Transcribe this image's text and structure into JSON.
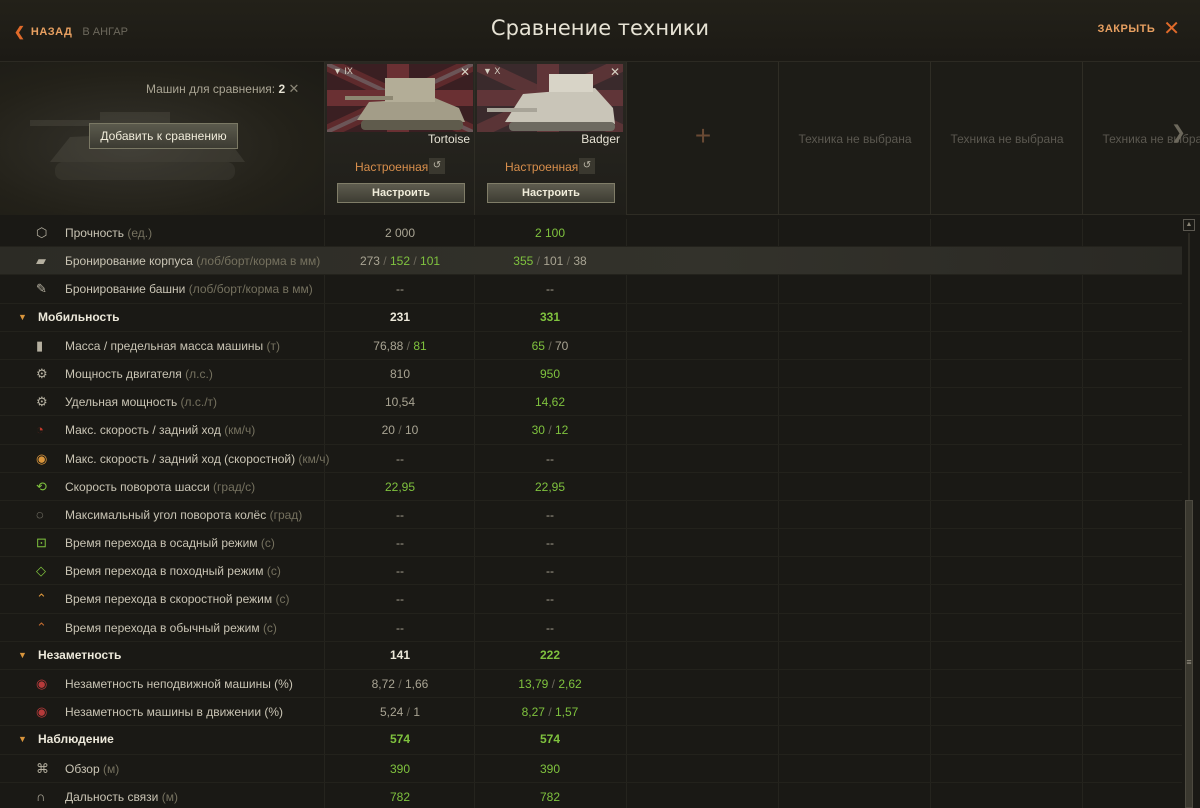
{
  "header": {
    "back_label": "НАЗАД",
    "back_sub": "В АНГАР",
    "title": "Сравнение техники",
    "close_label": "ЗАКРЫТЬ"
  },
  "compare": {
    "count_label": "Машин для сравнения:",
    "count_value": "2",
    "add_button": "Добавить к сравнению"
  },
  "vehicles": [
    {
      "tier": "IX",
      "name": "Tortoise",
      "state": "Настроенная",
      "configure": "Настроить"
    },
    {
      "tier": "X",
      "name": "Badger",
      "state": "Настроенная",
      "configure": "Настроить"
    }
  ],
  "empty_slots": [
    "Техника не выбрана",
    "Техника не выбрана",
    "Техника не выбрана"
  ],
  "colors": {
    "accent": "#e06a2a",
    "better": "#7fc23e",
    "state": "#d88f4c"
  },
  "rows": [
    {
      "type": "param",
      "icon": "hp-icon",
      "name": "Прочность",
      "unit": "(ед.)",
      "v1": "2 000",
      "v2": "2 100"
    },
    {
      "type": "param",
      "icon": "hull-armor-icon",
      "name": "Бронирование корпуса",
      "unit": "(лоб/борт/корма в мм)",
      "v1": [
        "273",
        "152",
        "101"
      ],
      "v2": [
        "355",
        "101",
        "38"
      ]
    },
    {
      "type": "param",
      "icon": "turret-armor-icon",
      "name": "Бронирование башни",
      "unit": "(лоб/борт/корма в мм)",
      "v1": "--",
      "v2": "--"
    },
    {
      "type": "category",
      "name": "Мобильность",
      "v1": "231",
      "v2": "331"
    },
    {
      "type": "param",
      "icon": "weight-icon",
      "name": "Масса / предельная масса машины",
      "unit": "(т)",
      "v1": [
        "76,88",
        "81"
      ],
      "v2": [
        "65",
        "70"
      ]
    },
    {
      "type": "param",
      "icon": "engine-icon",
      "name": "Мощность двигателя",
      "unit": "(л.с.)",
      "v1": "810",
      "v2": "950"
    },
    {
      "type": "param",
      "icon": "power-ratio-icon",
      "name": "Удельная мощность",
      "unit": "(л.с./т)",
      "v1": "10,54",
      "v2": "14,62"
    },
    {
      "type": "param",
      "icon": "speed-icon",
      "name": "Макс. скорость / задний ход",
      "unit": "(км/ч)",
      "v1": [
        "20",
        "10"
      ],
      "v2": [
        "30",
        "12"
      ]
    },
    {
      "type": "param",
      "icon": "speed-mode-icon",
      "name": "Макс. скорость / задний ход (скоростной)",
      "unit": "(км/ч)",
      "v1": "--",
      "v2": "--"
    },
    {
      "type": "param",
      "icon": "traverse-icon",
      "name": "Скорость поворота шасси",
      "unit": "(град/с)",
      "v1": "22,95",
      "v2": "22,95"
    },
    {
      "type": "param",
      "icon": "wheel-angle-icon",
      "name": "Максимальный угол поворота колёс",
      "unit": "(град)",
      "v1": "--",
      "v2": "--"
    },
    {
      "type": "param",
      "icon": "siege-mode-icon",
      "name": "Время перехода в осадный режим",
      "unit": "(с)",
      "v1": "--",
      "v2": "--"
    },
    {
      "type": "param",
      "icon": "travel-mode-icon",
      "name": "Время перехода в походный режим",
      "unit": " (с)",
      "v1": "--",
      "v2": "--"
    },
    {
      "type": "param",
      "icon": "fast-mode-icon",
      "name": "Время перехода в скоростной режим",
      "unit": "(с)",
      "v1": "--",
      "v2": "--"
    },
    {
      "type": "param",
      "icon": "normal-mode-icon",
      "name": "Время перехода в обычный режим",
      "unit": "(с)",
      "v1": "--",
      "v2": "--"
    },
    {
      "type": "category",
      "name": "Незаметность",
      "v1": "141",
      "v2": "222"
    },
    {
      "type": "param",
      "icon": "camo-stationary-icon",
      "name": "Незаметность неподвижной машины (%)",
      "unit": "",
      "v1": [
        "8,72",
        "1,66"
      ],
      "v2": [
        "13,79",
        "2,62"
      ]
    },
    {
      "type": "param",
      "icon": "camo-moving-icon",
      "name": "Незаметность машины в движении (%)",
      "unit": "",
      "v1": [
        "5,24",
        "1"
      ],
      "v2": [
        "8,27",
        "1,57"
      ]
    },
    {
      "type": "category",
      "name": "Наблюдение",
      "v1": "574",
      "v2": "574"
    },
    {
      "type": "param",
      "icon": "view-range-icon",
      "name": "Обзор",
      "unit": "(м)",
      "v1": "390",
      "v2": "390"
    },
    {
      "type": "param",
      "icon": "radio-range-icon",
      "name": "Дальность связи",
      "unit": "(м)",
      "v1": "782",
      "v2": "782"
    }
  ]
}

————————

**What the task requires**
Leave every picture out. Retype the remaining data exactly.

**Reply to the exercise**
Transcribe this image's text and structure into JSON.
{
  "header": {
    "back_label": "НАЗАД",
    "back_sub": "В АНГАР",
    "title": "Сравнение техники",
    "close_label": "ЗАКРЫТЬ"
  },
  "compare": {
    "count_label": "Машин для сравнения:",
    "count_value": "2",
    "add_button": "Добавить к сравнению"
  },
  "vehicles": [
    {
      "tier": "IX",
      "name": "Tortoise",
      "state": "Настроенная",
      "configure": "Настроить"
    },
    {
      "tier": "X",
      "name": "Badger",
      "state": "Настроенная",
      "configure": "Настроить"
    }
  ],
  "empty_slots": [
    "Техника не выбрана",
    "Техника не выбрана",
    "Техника не выбрана"
  ],
  "colors": {
    "accent": "#e06a2a",
    "better": "#7fc23e",
    "state": "#d88f4c"
  },
  "rows": [
    {
      "type": "param",
      "icon": "hp-icon",
      "name": "Прочность",
      "unit": "(ед.)",
      "v1": "2 000",
      "v2": "2 100"
    },
    {
      "type": "param",
      "icon": "hull-armor-icon",
      "name": "Бронирование корпуса",
      "unit": "(лоб/борт/корма в мм)",
      "v1": [
        "273",
        "152",
        "101"
      ],
      "v2": [
        "355",
        "101",
        "38"
      ]
    },
    {
      "type": "param",
      "icon": "turret-armor-icon",
      "name": "Бронирование башни",
      "unit": "(лоб/борт/корма в мм)",
      "v1": "--",
      "v2": "--"
    },
    {
      "type": "category",
      "name": "Мобильность",
      "v1": "231",
      "v2": "331"
    },
    {
      "type": "param",
      "icon": "weight-icon",
      "name": "Масса / предельная масса машины",
      "unit": "(т)",
      "v1": [
        "76,88",
        "81"
      ],
      "v2": [
        "65",
        "70"
      ]
    },
    {
      "type": "param",
      "icon": "engine-icon",
      "name": "Мощность двигателя",
      "unit": "(л.с.)",
      "v1": "810",
      "v2": "950"
    },
    {
      "type": "param",
      "icon": "power-ratio-icon",
      "name": "Удельная мощность",
      "unit": "(л.с./т)",
      "v1": "10,54",
      "v2": "14,62"
    },
    {
      "type": "param",
      "icon": "speed-icon",
      "name": "Макс. скорость / задний ход",
      "unit": "(км/ч)",
      "v1": [
        "20",
        "10"
      ],
      "v2": [
        "30",
        "12"
      ]
    },
    {
      "type": "param",
      "icon": "speed-mode-icon",
      "name": "Макс. скорость / задний ход (скоростной)",
      "unit": "(км/ч)",
      "v1": "--",
      "v2": "--"
    },
    {
      "type": "param",
      "icon": "traverse-icon",
      "name": "Скорость поворота шасси",
      "unit": "(град/с)",
      "v1": "22,95",
      "v2": "22,95"
    },
    {
      "type": "param",
      "icon": "wheel-angle-icon",
      "name": "Максимальный угол поворота колёс",
      "unit": "(град)",
      "v1": "--",
      "v2": "--"
    },
    {
      "type": "param",
      "icon": "siege-mode-icon",
      "name": "Время перехода в осадный режим",
      "unit": "(с)",
      "v1": "--",
      "v2": "--"
    },
    {
      "type": "param",
      "icon": "travel-mode-icon",
      "name": "Время перехода в походный режим",
      "unit": " (с)",
      "v1": "--",
      "v2": "--"
    },
    {
      "type": "param",
      "icon": "fast-mode-icon",
      "name": "Время перехода в скоростной режим",
      "unit": "(с)",
      "v1": "--",
      "v2": "--"
    },
    {
      "type": "param",
      "icon": "normal-mode-icon",
      "name": "Время перехода в обычный режим",
      "unit": "(с)",
      "v1": "--",
      "v2": "--"
    },
    {
      "type": "category",
      "name": "Незаметность",
      "v1": "141",
      "v2": "222"
    },
    {
      "type": "param",
      "icon": "camo-stationary-icon",
      "name": "Незаметность неподвижной машины (%)",
      "unit": "",
      "v1": [
        "8,72",
        "1,66"
      ],
      "v2": [
        "13,79",
        "2,62"
      ]
    },
    {
      "type": "param",
      "icon": "camo-moving-icon",
      "name": "Незаметность машины в движении (%)",
      "unit": "",
      "v1": [
        "5,24",
        "1"
      ],
      "v2": [
        "8,27",
        "1,57"
      ]
    },
    {
      "type": "category",
      "name": "Наблюдение",
      "v1": "574",
      "v2": "574"
    },
    {
      "type": "param",
      "icon": "view-range-icon",
      "name": "Обзор",
      "unit": "(м)",
      "v1": "390",
      "v2": "390"
    },
    {
      "type": "param",
      "icon": "radio-range-icon",
      "name": "Дальность связи",
      "unit": "(м)",
      "v1": "782",
      "v2": "782"
    }
  ]
}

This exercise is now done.